Is “Average” Good Enough for Arizonans When It Comes to Education?
Posted on: August 17, 2009
When it comes to education in Arizona, there are signs that we are becoming complacent in our hopes and aspirations for what education can and should be. Last week’s Republic article even informed us that the demise of Arizona education may be overstated. So, instead of expecting Arizona’s education system to be a national model for quality education and to have our students leading the pack, we accept and often celebrate average achievement.
Experts on all sides of the education debate can argue a compelling a case in support of their position on test scores, rankings and the comparability of national and international benchmarks. Our schools are improving: dropout rates are going down and standards are getting more rigorous. But, even if we accept that we are closer to the middle than the bottom, the question for Arizonans remains, “Is that good enough?”
By national measures, our state, at best, is getting a “C” in education. If your children came home with all C’s on their report cards, would you accept it without question and not challenge them to study harder? If you were an employer with employees who were average workers, would you accept it as all they had to give? In looking for someone to fix your brakes, build your home or perform a surgery, you don’t seek average, you find the best.

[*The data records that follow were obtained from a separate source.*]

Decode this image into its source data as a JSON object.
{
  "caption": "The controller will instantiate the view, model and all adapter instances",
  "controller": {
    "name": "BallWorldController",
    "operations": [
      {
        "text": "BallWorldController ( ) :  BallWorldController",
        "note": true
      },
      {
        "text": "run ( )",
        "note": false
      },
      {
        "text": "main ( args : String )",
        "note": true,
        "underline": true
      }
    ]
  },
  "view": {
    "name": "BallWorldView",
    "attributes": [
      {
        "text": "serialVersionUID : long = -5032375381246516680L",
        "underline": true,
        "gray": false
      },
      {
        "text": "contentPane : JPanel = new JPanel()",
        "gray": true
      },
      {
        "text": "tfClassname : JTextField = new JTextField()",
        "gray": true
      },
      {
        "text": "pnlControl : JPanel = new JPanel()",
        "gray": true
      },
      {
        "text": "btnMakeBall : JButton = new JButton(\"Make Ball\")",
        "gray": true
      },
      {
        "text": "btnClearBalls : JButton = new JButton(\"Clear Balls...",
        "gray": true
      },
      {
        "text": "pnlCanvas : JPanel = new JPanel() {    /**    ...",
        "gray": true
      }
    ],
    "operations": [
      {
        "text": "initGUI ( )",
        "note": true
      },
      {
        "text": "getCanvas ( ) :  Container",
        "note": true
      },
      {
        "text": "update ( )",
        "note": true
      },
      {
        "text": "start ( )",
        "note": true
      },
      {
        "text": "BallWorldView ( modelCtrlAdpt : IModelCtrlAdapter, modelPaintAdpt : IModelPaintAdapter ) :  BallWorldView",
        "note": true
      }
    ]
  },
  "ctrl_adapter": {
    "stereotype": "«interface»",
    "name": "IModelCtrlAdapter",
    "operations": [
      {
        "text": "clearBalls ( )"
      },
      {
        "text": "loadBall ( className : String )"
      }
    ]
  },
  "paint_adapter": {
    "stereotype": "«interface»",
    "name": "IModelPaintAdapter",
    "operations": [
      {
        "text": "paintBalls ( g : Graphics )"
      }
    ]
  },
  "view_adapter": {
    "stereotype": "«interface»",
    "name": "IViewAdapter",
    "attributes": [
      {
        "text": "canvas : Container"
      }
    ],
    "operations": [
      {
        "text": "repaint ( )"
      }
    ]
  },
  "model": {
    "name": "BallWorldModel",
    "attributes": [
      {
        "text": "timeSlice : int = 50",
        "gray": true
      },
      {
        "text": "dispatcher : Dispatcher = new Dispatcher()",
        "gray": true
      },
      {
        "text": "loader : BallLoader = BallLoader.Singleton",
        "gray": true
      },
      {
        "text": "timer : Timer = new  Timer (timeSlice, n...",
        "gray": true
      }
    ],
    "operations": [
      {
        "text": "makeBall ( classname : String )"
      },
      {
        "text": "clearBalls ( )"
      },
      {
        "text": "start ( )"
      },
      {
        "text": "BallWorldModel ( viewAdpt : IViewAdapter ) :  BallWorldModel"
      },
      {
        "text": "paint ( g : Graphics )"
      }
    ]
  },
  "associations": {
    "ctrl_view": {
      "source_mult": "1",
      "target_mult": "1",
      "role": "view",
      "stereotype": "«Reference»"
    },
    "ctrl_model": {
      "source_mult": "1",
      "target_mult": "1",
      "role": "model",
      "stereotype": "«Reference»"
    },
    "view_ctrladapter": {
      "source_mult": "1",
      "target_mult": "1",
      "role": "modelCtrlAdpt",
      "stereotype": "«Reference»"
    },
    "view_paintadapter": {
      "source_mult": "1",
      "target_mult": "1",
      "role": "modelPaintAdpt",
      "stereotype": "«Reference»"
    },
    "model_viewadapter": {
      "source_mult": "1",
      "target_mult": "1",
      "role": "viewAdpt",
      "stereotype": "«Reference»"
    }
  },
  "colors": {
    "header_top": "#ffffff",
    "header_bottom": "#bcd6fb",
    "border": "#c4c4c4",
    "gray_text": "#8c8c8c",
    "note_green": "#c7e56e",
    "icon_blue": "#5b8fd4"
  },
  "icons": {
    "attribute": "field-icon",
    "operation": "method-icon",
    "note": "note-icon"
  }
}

As parents and employers and as a community, it’s our responsibility to provide the encouragement and support needed for all students to achieve higher standards, and even better, to excel. Even students who perform well in our schools can still struggle in work and college because they may not be adequately prepared to succeed. Isn’t it up to us to help them be more prepared?
Expect More Arizona is a growing movement of Arizonans who not only want, but expect more of education in our state. We support education and educators because we want students to have the greatest opportunities, employers to have access to a pipeline of talented individuals, and Arizonans to have a high quality of life. We believe that Arizona education can lead us to a bright future, and we accept that it will take time, money and significant effort from all of us to get there.
As the school year begins, let’s encourage our students to strive for more than average. Let’s also spend less time debating where we stand as a state and more effort developing ways to get us to the top. It’s time to expect more from our schools, from our students, and from ourselves. It’s time to raise the bar. Our children deserve nothing less and Arizona’s future depends on it.
Submitted by the board of Expect More Arizona